by Al Sacco

My Vision of an Open, User-Friendly Error-Reporting System

Jul 24, 20075 mins
Enterprise Applications

Earlier this month, I decided to do some digging into Microsoft’s Windows Error Reporting (WER) system to see if I could figure out what exactly happens when I send off a report after a browser crash. To make a lengthy tale a wee bit shorter, the (non)response I got from Microsoft was less than helpful, and the whole experience left me thinking that there has got to be a better system for bug reporting and monitoring—one that caters to users.

I also decided that I’m not sending any more Windows Error Reports until Microsoft opens up its gates and lets me in on what exactly happens to my report when I click that “send” button. (Call me childish, but I ain’t sharin’ if Redmond’s not.) In fact, I don’t just want information on what happens to my report after it leaves my PC, I want to know what’s happening to all of the reports Microsoft receives, as well as whether or not the software giant is working on a fix and what bugs are top priority.

If you’ve surfed the Internet or even read a newspaper within the last year, you’ve likely heard of the uber-popular, user-populated tech news website Digg. You may not, however, have had a reason to visit Digg Labs’ Stack, a Flash-based visualization application that displays in vertical bar-graph format as many as 100 popular stories on the news site at any given time, as well as a real-time representations of users voting up, or “digging” stories. Digg Stack also uses colors to signify various levels of story popularity.

Here’s a screenshot:


Shortly after posting my WER blog entry, my colleague and Editorial Director Chris Lindquist and I were chatting about possible improvements to WER, and somehow Stack ended up on his monitor.

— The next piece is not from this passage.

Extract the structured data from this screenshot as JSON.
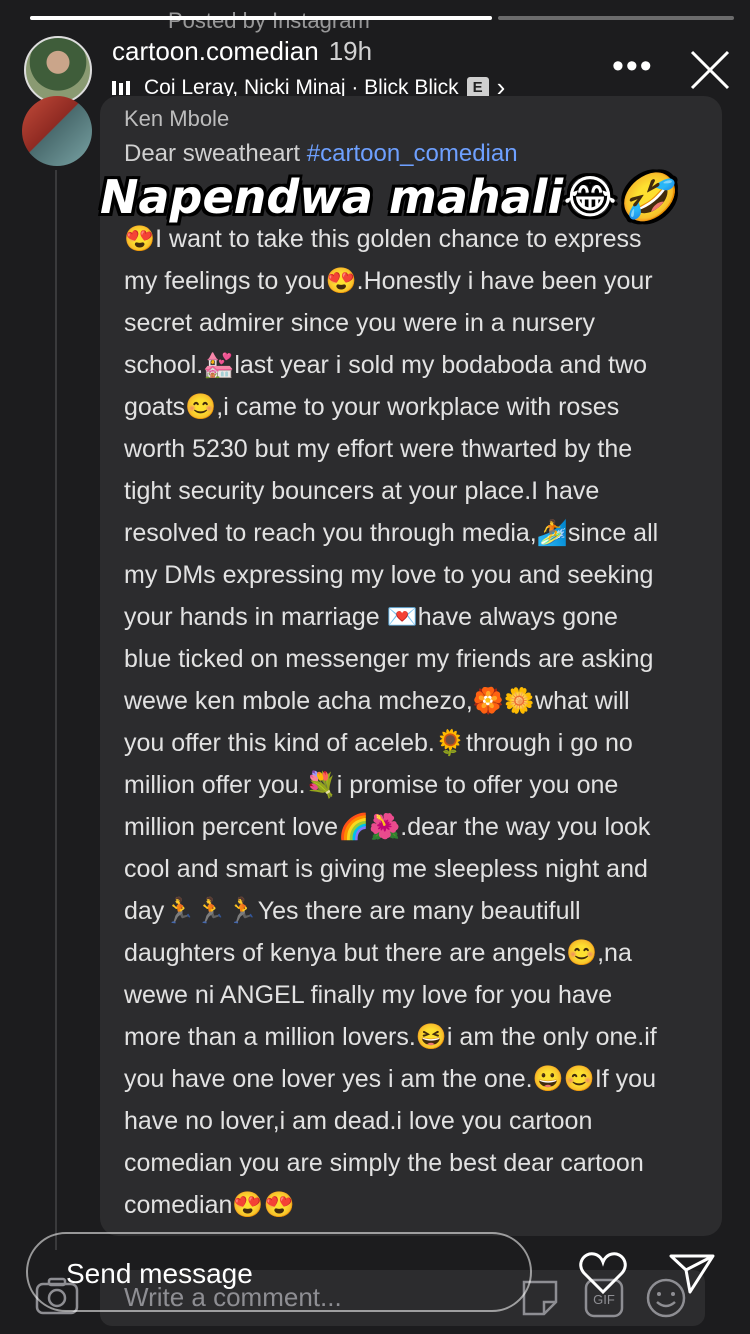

As I watched the blocks fall from above and the various names of “diggers” float across the screen, it occurred to me that an error reporting system akin to Stack would answer many of the questions I had for Microsoft in a single glance.

For instance, an error reporting system that functioned like Stack could show which bugs were considered high-priority at the time by coloring a column a specific color. Red seems fitting. Whenever users submit error reports, they could receive confirmation and bug identification numbers. And each stack, or reported error, could be labeled with an ID number or brief description for identification, so users could scroll over columns to see which bugs they represented. New error report submissions could appear in the form or blocks that fall from above and land on the appropriate error column, though each submission would need to be anonymous for obvious privacy reasons.

I’m not looking for specific numbers of error messages received—a topic Microsoft is notoriously tight-lipped on. Perhaps a few hundred reports received could be represented by one single block, and users wouldn’t need to know that exact number. I really just want to know whether an error that’s affecting my PC is being addressed, what kind of progress is being made, if a third-party has been notified that their product is causing system errors and if they’ve made any progress toward a fix.

The system I envision could also tell users what kind of progress a company has made toward fixing an error with color-coding. For example, if a company determines it needs to address an issue, a column that was red could turn partially orange to show progress is being made. A section of the column could remain red to specify that it was previously a top priority but it’s being worked on. An error that’s orange could turn to yellow as the company nears a solution. (Think Homeland Security Advisory System.) And another different color, say purple, could be used to specify that a third-party organization is working on a fix. Eventually, once an error is resolved, the column could turn blue at the top to represent a complete fix or resolution.

I don’t pretend to know all of the in-and-outs of WER, or any other such system, and I’m not suggesting my vision of an open, user-friendly error reporting system is flawless; rather, I’m simply saying that if there is a system out there that provides simple answers to the questions I have about error reporting I’ve never seen or even heard of it.

Which leads me to my first question for you: Do you know of any error reporting systems that readily provide information like fix priority, fix status and the cause of the problem? WER does provide information on the cause of specific errors, if available. For instance, a Flash-based ad on recently caused my Internet Explorer 7 browser to crash repeatedly, and the WER message I received identified the problem as an with issue Adobe Flash.ocx. It even told me that Adobe had not yet issued a fix. But my ideal error reporting system would take this a step further, and tell if Adobe had identified the bug as a priority and what type of progress it’s making.

Maybe you think WER or Mozilla’s current error reporting systems are fine just the way they are. By all means, tell me so. But please also explain why you feel the way you do.

Finally, I’d love for you to share reasons why a Digg-Stack-like error reporting system would or wouldn’t work for you, as well as your ideas for error reporting systems that would meet your personal wants and needs. Dig deep into your imagination. Be creative. I’m all ears…